- Evolutionary Theory: Mathematical and Conceptual Foundations. Sean H. Rice. Sinauer Associates, Inc., 2004.
|Prerequisites / Notice||Prerequisites: Basic mathematics (linear algebra, calculus, probability)|
|636-0301-00L||Current Topics in Biosystems Science and Engineering|
Does not take place this semester.
For doctoral students only.
Master's students cannot receive credits for the seminar.
|2 credits||1S||R. Platt, N. Beerenwinkel, Y. Benenson, K. M. Borgwardt, P. S. Dittrich, M. Fussenegger, A. Hierlemann, D. Iber, M. H. Khammash, D. J. Müller, S. Panke, S. Reddy, T. Schroeder, J. Stelling, B. Treutlein|
|Abstract||This seminar will feature invited lectures about recent advances and developments in systems biology, including topics from biology, bioengineering, and computational biology.|
|Objective||To provide an overview of current systems biology research.|
|Content||The final list of topics will be available at https://www.bsse.ethz.ch/news-and-events/seminar-series.html|
|636-0704-00L||Computational Biology and Bioinformatics Seminar |
Number of participants limited to 30
The seminar is addressed primarily at students enrolled in the MSc CBB programme.
Students of other ETH study programmes interested in this course need to ask the lecturer for permission to enrol in the course.
The Seminar will be offered in autumn semester in Basel (involving professors and lecturers from the University of Basel) and in spring semester in Zurich (involving professors and lecturers from the University of Zurich). Professors and lecturers from ETH Zurich are involved in both semesters.

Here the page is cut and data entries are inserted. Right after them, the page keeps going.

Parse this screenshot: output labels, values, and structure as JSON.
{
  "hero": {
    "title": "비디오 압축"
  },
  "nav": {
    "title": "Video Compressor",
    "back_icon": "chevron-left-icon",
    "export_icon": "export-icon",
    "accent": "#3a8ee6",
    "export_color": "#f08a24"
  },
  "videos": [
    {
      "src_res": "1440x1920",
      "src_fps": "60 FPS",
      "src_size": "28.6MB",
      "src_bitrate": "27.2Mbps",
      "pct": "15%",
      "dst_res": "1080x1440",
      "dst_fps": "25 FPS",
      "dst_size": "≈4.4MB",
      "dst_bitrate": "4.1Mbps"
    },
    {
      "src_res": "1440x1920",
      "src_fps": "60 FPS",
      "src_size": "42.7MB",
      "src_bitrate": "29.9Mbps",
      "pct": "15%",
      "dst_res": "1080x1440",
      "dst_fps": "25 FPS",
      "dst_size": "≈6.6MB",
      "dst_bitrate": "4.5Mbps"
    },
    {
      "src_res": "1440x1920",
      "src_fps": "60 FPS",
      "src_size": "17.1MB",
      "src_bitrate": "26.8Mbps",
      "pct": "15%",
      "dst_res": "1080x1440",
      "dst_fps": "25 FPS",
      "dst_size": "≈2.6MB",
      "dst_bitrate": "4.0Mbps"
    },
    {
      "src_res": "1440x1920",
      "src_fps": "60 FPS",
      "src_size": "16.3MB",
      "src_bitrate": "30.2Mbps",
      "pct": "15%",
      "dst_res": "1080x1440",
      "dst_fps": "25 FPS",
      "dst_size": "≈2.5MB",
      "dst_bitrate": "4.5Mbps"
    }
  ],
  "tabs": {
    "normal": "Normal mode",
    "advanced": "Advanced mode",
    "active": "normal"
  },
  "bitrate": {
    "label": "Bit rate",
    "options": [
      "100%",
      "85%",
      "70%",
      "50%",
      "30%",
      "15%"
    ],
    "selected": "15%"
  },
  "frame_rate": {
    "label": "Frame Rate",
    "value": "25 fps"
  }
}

|2 credits||2S||N. Beerenwinkel, K. M. Borgwardt, D. Iber, M. H. Khammash, J. Stelling|
|Abstract||Computational biology and bioinformatics aim at an understanding of living systems through computation. The seminar combines student presentations and current research project presentations to review the rapidly developing field from a computer science perspective. Areas: DNA sequence analysis, proteomics, optimization and bio-inspired computing, and systems modeling, simulation and analysis.|
|Objective||Studying and presenting fundamental papers of Computational Biology and Bioinformatics. Learning how to make a scientific presentation and how classical methods are used or further developed in current research.|

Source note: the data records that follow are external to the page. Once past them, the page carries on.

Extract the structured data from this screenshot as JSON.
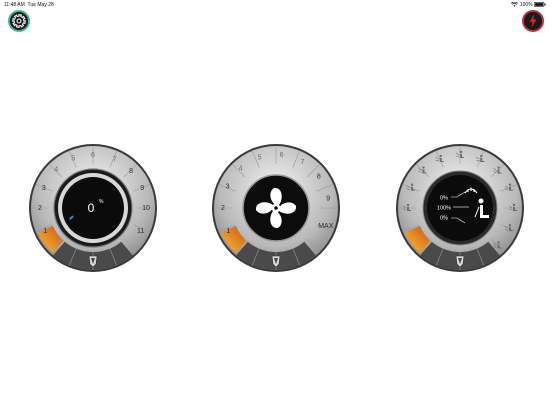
{
  "status_bar": {
    "time": "11:48 AM",
    "date": "Tue May 28",
    "battery": "100%"
  },
  "icons": {
    "settings": "gear-icon",
    "power": "power-icon",
    "fan": "fan-icon",
    "seat": "seat-airflow-icon",
    "defrost": "windshield-defrost-icon",
    "brand": "brand-logo-icon"
  },
  "colors": {
    "settings_ring": "#3fb89f",
    "power_ring": "#c62d3d",
    "knob_accent": "#ff8c1a",
    "indicator": "#2d8fe0"
  },
  "temperature_dial": {
    "value": "0",
    "unit": "%",
    "scale": [
      "1",
      "2",
      "3",
      "4",
      "5",
      "6",
      "7",
      "8",
      "9",
      "10",
      "11"
    ]
  },
  "fan_dial": {
    "scale": [
      "1",
      "2",
      "3",
      "4",
      "5",
      "6",
      "7",
      "8",
      "9",
      "MAX"
    ]
  },
  "airflow_dial": {
    "upper": "0%",
    "middle": "100%",
    "lower": "0%"
  }
}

|Content||Computational biology and bioinformatics aim at advancing the understanding of living systems through computation. The complexity of these systems, however, provides challenges for software and algorithms, and often requires entirely novel approaches in computer science. The aim of the seminar is to give an overview of this rapidly developing field from a computer science perspective. In particular, it will focus on the areas of (i) DNA sequence analysis, sequence comparison and reconstruction of phylogenetic trees, (ii) protein identification from experimental data, (iii) optimization and bio-inspired computing, and (iv) systems analysis of complex biological networks. The seminar combines the discussion of selected research papers with a major impact in their domain by the students with the presentation of current active research projects / open challenges in computational biology and bioinformatics by the lecturers. Each week, the seminar will focus on a different topic related to ongoing research projects at ETHZ, University of Basel and University of Zurich, thus giving the students the opportunity of obtaining knowledge about the basic research approaches and problems as well as of gaining insight into (and getting excited about) the latest developments in the field.|

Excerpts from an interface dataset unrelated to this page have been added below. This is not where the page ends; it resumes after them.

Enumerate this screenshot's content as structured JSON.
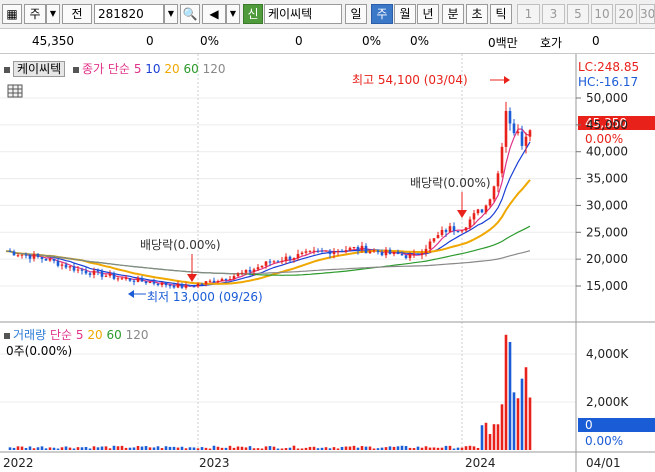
{
  "toolbar": {
    "market": "주",
    "prev_label": "전",
    "code": "281820",
    "credit_badge": "신",
    "stock_name": "케이씨텍",
    "periods": [
      "일",
      "주",
      "월",
      "년",
      "분",
      "초",
      "틱"
    ],
    "selected_period": "주",
    "counts": [
      "1",
      "3",
      "5",
      "10",
      "20",
      "30"
    ]
  },
  "infobar": {
    "price": "45,350",
    "change": "0",
    "change_rate": "0%",
    "volume": "0",
    "vol_rate": "0%",
    "extra_rate": "0%",
    "amount": "0백만",
    "quote_label": "호가",
    "quote_value": "0"
  },
  "price_panel": {
    "name": "케이씨텍",
    "ma_label": "종가 단순",
    "ma_periods": [
      "5",
      "10",
      "20",
      "60",
      "120"
    ],
    "lc_label": "LC:248.85",
    "hc_label": "HC:-16.17",
    "current_price_label": "45,350",
    "current_change_label": "0.00%",
    "axis_ticks": [
      "50,000",
      "45,000",
      "40,000",
      "35,000",
      "30,000",
      "25,000",
      "20,000",
      "15,000"
    ],
    "high_annotation": "최고 54,100 (03/04)",
    "low_annotation": "최저 13,000 (09/26)",
    "dividend_annotation_1": "배당락(0.00%)",
    "dividend_annotation_2": "배당락(0.00%)"
  },
  "volume_panel": {
    "title": "거래량",
    "ma_label": "단순",
    "ma_periods": [
      "5",
      "20",
      "60",
      "120"
    ],
    "value_label": "0주(0.00%)",
    "axis_ticks": [
      "4,000K",
      "2,000K"
    ],
    "current_value": "0",
    "current_rate": "0.00%"
  },
  "x_axis": {
    "labels": [
      "2022",
      "2023",
      "2024",
      "04/01"
    ]
  },
  "colors": {
    "up": "#e8221b",
    "down": "#1a5bd6",
    "ma5": "#e0338a",
    "ma10": "#1a3fd6",
    "ma20": "#f0a800",
    "ma60": "#2b9a2b",
    "ma120": "#888888"
  }
}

|Literature||Original papers to be presented by the students will be provided in the first week of the seminar.|
|636-1005-AAL||Bio V: Bioinformatics|
Enrolment ONLY for MSc students with a decree declaring this course unit as an additional admission requirement.
Any other students (e.g. incoming exchange students, doctoral students) CANNOT enrol for this course unit.
|5 credits||7R||N. Beerenwinkel|
|Literature||Pevsner J, Bioinformatics and Functional Genomics, 3rd edition, 2015, chapters 1–7|